Ramanathan argues that, by opening competition and freeing up the market, the system of health care wouldn’t need the giant overhaul that is being proposed, and prices would lower due to the increased competitiveness among companies.

“We want the model of what’s going on in France. We want the plans at the top of the list. We are not choosing that,” Ramanathan said. “It’s misguided to think we are going towards a European model. We are going towards a very strange, different, absolutely catastrophic model, as far as I see it.”


The question that remains unanswered is how the American populous views healthcare. Is it a right or a commodity? Other issues that factor into this debate also range from the cultural aspects of health in America. Should there be an increased focus on preventative care to avoid chronic diseases and illnesses? As of now, the support and opposition amongst the American people for health care reform is roughly the same. Some are worried by the price it may cost the country.

Independent research by the Congressional Budget Office done in early October found that the Senate healthcare bill, at the time, would cost roughly $850 billion over 10 years and cut the federal deficit by $81 billion, all while expanding those who are insured in America to 94 percent.
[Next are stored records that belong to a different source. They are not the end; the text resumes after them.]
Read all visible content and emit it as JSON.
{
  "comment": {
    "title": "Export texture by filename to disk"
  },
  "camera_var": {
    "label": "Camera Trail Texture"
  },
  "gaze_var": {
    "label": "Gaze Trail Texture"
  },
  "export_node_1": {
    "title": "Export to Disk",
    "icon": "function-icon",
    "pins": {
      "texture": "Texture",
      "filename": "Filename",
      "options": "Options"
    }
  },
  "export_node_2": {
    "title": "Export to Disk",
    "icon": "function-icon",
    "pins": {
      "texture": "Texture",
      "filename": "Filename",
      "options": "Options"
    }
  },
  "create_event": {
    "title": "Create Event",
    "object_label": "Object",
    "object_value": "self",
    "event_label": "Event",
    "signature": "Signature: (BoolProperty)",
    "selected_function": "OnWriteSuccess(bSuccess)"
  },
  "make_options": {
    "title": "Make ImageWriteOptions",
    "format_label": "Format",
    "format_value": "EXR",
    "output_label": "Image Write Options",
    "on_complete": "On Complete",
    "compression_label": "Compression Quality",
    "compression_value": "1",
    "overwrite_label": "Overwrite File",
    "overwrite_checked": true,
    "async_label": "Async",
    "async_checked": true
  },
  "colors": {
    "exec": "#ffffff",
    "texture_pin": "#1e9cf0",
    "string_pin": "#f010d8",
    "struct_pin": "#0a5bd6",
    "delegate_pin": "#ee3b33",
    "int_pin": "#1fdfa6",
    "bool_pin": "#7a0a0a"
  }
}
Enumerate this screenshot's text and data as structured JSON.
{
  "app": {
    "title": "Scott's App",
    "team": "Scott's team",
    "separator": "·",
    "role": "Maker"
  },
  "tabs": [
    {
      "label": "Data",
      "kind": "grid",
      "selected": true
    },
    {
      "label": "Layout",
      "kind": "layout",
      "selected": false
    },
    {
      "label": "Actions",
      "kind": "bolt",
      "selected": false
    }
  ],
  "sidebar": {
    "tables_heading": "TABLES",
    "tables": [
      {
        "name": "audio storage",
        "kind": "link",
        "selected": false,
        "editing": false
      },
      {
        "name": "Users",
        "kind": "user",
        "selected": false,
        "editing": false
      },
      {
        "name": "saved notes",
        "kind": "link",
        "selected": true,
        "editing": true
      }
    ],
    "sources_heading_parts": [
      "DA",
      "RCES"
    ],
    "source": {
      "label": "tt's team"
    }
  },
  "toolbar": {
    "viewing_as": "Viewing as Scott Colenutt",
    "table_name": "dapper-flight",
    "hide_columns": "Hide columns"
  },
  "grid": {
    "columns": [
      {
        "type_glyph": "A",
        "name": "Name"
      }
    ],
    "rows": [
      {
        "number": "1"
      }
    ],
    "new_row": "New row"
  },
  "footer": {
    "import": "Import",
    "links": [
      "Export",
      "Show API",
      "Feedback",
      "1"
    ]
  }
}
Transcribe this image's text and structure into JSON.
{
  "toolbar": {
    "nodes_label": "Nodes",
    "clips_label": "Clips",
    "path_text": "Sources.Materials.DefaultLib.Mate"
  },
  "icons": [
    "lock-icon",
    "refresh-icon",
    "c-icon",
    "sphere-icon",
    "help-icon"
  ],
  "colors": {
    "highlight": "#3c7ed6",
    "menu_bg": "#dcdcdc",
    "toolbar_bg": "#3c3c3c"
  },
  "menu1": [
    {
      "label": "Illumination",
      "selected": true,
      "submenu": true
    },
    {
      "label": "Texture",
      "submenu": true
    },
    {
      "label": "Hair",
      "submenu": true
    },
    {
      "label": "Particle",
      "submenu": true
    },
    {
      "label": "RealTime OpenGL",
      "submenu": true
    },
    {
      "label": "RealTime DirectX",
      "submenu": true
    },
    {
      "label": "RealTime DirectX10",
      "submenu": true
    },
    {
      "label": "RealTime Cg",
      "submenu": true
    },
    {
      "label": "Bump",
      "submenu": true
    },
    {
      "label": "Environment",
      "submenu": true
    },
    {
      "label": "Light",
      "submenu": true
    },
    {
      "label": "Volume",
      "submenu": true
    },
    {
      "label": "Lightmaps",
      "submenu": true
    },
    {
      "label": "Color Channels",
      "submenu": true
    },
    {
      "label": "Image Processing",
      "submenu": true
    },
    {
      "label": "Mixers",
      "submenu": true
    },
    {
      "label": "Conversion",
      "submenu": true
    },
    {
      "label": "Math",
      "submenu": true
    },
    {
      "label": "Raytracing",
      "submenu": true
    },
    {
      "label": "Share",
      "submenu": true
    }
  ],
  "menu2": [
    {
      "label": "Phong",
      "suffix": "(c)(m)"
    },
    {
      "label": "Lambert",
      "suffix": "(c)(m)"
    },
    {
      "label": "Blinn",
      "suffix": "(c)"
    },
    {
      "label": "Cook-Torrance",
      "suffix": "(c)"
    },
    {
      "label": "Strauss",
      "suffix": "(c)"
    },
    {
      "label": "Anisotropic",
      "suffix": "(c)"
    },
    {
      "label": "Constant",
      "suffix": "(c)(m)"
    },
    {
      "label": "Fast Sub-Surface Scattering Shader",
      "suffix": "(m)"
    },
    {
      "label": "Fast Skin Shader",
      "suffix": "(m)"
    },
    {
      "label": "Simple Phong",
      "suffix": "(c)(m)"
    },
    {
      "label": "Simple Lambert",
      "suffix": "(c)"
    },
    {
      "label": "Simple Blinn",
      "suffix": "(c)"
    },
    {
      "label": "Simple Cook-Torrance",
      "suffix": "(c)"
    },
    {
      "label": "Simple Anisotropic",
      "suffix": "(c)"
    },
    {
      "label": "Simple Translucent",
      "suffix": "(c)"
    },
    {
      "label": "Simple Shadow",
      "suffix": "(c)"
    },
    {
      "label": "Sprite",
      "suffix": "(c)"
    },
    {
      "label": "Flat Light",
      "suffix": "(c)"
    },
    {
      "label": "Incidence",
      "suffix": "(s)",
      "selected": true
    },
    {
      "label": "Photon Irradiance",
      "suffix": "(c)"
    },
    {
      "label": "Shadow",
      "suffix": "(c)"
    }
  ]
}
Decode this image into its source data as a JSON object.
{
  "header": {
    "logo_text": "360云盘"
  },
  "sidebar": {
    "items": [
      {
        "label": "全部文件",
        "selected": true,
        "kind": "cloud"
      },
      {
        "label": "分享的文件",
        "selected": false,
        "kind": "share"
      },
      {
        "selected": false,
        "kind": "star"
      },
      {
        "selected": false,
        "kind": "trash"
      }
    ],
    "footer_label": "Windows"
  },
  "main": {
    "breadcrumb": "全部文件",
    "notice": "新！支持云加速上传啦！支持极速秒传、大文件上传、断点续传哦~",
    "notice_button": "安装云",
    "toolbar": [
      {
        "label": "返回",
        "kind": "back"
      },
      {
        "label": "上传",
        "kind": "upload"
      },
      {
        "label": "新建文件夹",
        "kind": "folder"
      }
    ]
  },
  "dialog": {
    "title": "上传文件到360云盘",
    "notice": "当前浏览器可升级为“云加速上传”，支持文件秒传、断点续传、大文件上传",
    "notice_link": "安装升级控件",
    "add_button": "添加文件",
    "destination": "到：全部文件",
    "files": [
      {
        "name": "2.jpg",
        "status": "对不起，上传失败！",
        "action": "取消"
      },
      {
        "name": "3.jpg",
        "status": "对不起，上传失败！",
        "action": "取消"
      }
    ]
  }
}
It remains unclear as to what will happen with the House version of the health care reform bill and what the Senate will do.

As for Castello, who will return to the Netherlands to continue her studies, the differences of healthcare between the United States and Europe were part of her educational experience at Stony Brook.

“Its very interesting to see how all these different systems work,” Castello said. “I think it’s all due to culture.”